Trying to control unhealthy self-medication

Adapted from Robert Whitcomb's "Digital Diary,'' in

The new ordinance banning smoking outdoors in  part of downtown Providence reflects the confusions and hypocrisies of American policies regarding tobacco and some other drugs (such as alcohol). On the one hand we say that smoking is very unhealthy and leads to many thousands of deaths a year and vast health expenses, on the other hand, tobacco products are legal and pull in billions of dollars a year in tax money. (Some argue that smoking, by causing early and often fast deaths,  actually saves on overall national health costs: Fewer of those too-expensive old folks who take so long to expire.)

I think that the new ordinance isn’t a bad idea. It may extend a few lives, including of those people who must breathe in second-hand smoke in situations such as waiting for buses at Kennedy Plaza. And there will be fewer cigarette butts and other smoking-related litter on the streets and sidewalks.

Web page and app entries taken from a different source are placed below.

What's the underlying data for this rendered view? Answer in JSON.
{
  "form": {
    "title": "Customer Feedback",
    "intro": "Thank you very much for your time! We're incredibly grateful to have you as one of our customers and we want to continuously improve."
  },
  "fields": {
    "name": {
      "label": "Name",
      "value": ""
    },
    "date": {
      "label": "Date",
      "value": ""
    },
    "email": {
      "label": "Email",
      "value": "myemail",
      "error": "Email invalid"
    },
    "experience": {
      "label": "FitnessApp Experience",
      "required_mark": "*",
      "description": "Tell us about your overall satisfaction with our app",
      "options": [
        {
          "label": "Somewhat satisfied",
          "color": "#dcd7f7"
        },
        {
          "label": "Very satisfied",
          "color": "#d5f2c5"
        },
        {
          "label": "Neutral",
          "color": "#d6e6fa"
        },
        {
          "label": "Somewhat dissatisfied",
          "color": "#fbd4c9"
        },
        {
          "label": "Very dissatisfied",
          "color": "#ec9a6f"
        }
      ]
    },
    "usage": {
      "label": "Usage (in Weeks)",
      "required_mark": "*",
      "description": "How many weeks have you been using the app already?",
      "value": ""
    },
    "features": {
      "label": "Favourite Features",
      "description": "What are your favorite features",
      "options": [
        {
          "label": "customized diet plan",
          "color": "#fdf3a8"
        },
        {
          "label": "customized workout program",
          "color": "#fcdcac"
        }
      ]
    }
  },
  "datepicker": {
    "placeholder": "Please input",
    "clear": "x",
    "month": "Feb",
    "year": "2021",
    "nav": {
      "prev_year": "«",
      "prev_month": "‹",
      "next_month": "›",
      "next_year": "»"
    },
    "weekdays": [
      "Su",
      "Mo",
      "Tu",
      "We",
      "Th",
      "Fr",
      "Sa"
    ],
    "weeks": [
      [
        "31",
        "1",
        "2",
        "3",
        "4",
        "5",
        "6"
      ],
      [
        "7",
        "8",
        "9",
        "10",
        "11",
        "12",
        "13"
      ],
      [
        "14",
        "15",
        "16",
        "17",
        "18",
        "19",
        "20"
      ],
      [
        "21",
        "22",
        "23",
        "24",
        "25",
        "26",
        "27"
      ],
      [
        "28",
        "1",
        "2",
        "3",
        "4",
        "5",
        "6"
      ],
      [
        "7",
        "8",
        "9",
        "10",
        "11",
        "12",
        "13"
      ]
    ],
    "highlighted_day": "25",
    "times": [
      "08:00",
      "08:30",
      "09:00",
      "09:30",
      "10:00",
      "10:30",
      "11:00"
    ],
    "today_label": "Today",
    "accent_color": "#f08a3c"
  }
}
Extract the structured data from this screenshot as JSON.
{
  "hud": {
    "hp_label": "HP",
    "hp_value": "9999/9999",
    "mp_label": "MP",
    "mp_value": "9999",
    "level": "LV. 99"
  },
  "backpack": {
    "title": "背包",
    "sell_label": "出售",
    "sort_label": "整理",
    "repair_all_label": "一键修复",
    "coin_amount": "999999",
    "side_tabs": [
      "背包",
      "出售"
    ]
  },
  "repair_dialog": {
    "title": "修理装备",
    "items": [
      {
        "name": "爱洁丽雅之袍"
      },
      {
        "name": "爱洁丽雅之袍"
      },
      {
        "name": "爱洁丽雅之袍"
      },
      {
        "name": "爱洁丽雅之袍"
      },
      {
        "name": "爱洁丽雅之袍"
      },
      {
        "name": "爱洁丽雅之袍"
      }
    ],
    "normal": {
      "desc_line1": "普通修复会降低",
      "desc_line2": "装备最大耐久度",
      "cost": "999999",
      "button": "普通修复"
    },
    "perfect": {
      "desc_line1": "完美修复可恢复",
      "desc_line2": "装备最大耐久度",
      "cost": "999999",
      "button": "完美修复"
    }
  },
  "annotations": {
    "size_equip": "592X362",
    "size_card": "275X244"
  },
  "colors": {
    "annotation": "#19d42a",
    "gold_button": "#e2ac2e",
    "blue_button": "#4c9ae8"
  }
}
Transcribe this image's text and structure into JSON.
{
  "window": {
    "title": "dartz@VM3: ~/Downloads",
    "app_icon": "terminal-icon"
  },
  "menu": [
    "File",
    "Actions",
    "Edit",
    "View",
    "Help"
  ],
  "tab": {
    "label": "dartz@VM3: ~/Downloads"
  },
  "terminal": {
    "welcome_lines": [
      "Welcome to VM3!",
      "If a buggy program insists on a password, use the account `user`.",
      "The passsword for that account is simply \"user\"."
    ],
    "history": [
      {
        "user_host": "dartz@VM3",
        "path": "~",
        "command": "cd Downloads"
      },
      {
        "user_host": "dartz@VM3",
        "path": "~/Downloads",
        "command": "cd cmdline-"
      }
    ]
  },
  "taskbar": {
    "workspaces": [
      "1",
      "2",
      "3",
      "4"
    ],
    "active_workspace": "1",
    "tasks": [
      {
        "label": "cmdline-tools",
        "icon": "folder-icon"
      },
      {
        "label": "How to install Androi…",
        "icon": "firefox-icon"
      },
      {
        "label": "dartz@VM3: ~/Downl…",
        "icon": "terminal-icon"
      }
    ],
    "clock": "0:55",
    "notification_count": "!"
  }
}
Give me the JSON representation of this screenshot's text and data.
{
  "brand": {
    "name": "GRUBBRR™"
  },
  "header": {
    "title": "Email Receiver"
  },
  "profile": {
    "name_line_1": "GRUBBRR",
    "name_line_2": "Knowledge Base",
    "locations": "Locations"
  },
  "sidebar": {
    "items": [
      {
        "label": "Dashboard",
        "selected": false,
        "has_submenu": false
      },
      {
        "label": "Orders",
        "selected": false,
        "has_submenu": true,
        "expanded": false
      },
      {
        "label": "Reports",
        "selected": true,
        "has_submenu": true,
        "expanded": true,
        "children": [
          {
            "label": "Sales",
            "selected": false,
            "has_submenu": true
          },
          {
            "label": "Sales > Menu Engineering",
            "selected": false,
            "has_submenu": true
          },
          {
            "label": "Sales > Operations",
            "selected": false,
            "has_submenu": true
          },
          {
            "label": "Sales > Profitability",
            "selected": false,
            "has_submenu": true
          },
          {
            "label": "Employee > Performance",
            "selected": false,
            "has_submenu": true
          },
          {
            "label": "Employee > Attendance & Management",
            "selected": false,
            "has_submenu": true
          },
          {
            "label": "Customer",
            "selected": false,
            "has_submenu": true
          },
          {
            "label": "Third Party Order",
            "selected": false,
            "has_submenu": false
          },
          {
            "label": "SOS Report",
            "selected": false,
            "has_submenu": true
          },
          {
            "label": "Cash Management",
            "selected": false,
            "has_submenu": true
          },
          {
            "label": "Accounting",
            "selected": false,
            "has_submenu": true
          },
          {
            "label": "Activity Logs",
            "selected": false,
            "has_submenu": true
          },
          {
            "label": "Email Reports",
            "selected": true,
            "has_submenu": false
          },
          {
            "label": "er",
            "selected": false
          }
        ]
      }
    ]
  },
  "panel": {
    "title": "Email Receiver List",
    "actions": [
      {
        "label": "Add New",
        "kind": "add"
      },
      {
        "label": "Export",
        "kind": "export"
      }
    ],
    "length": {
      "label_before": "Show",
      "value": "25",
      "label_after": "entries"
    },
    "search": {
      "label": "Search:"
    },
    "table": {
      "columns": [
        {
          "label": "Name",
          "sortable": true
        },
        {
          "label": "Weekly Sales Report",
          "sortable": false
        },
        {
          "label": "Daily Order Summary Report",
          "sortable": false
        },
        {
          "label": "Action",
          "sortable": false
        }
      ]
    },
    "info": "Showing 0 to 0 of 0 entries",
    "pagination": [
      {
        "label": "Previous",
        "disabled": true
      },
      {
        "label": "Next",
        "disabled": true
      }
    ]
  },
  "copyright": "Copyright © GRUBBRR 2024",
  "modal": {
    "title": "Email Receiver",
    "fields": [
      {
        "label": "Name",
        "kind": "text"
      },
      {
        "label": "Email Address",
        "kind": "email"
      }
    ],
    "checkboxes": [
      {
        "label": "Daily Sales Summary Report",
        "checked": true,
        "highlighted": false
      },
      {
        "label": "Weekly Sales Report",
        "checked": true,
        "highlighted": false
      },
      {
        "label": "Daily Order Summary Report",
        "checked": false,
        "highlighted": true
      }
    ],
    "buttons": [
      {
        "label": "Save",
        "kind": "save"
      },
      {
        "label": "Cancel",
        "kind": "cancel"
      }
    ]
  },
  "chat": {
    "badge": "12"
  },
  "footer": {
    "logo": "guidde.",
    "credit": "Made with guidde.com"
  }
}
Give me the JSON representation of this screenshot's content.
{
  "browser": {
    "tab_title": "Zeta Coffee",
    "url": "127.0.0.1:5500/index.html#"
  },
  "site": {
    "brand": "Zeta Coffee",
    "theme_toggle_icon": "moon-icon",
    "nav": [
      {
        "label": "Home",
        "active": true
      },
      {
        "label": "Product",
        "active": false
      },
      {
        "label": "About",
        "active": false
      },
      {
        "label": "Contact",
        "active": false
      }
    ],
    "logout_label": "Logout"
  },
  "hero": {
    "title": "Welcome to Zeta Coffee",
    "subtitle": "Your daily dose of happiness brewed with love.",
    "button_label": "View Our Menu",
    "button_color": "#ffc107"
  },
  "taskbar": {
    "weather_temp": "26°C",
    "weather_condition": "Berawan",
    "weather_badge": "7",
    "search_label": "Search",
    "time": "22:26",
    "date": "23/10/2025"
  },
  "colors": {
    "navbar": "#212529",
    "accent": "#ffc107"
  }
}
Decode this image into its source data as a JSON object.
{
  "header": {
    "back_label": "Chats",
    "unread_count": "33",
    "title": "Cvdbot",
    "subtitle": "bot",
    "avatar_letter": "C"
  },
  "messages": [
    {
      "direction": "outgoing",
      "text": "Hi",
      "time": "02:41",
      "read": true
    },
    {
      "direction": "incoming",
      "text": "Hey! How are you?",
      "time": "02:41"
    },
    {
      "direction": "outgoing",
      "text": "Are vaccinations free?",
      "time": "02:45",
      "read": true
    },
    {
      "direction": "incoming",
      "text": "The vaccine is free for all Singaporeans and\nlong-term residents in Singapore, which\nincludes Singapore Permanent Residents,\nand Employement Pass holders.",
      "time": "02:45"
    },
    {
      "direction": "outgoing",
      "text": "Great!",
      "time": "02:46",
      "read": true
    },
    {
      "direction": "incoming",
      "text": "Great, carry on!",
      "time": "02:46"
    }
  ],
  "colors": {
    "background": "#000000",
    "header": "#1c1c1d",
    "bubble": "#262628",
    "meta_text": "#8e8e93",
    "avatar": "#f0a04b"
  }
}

Smoking is self-medication for many mentally ill people, many, perhaps most of whom suffer from intense anxiety. Thus, assuming that the Providence police are willing and able to enforce the smoking ban, you might find fewer insane people hanging around downtown scaring some “normal people’’.  That, presumably, would be good for most retail and other businesses. But in our unfortunate era of deinstitutionalization, where will the mentally ill go? I’d guess that many will simply move to the edge ofdowntown, to join the ones below my window at the corner of Orms and Charles streets.

Now back to the scarier substance-abuse problem – opiate addiction and lethal overdoses.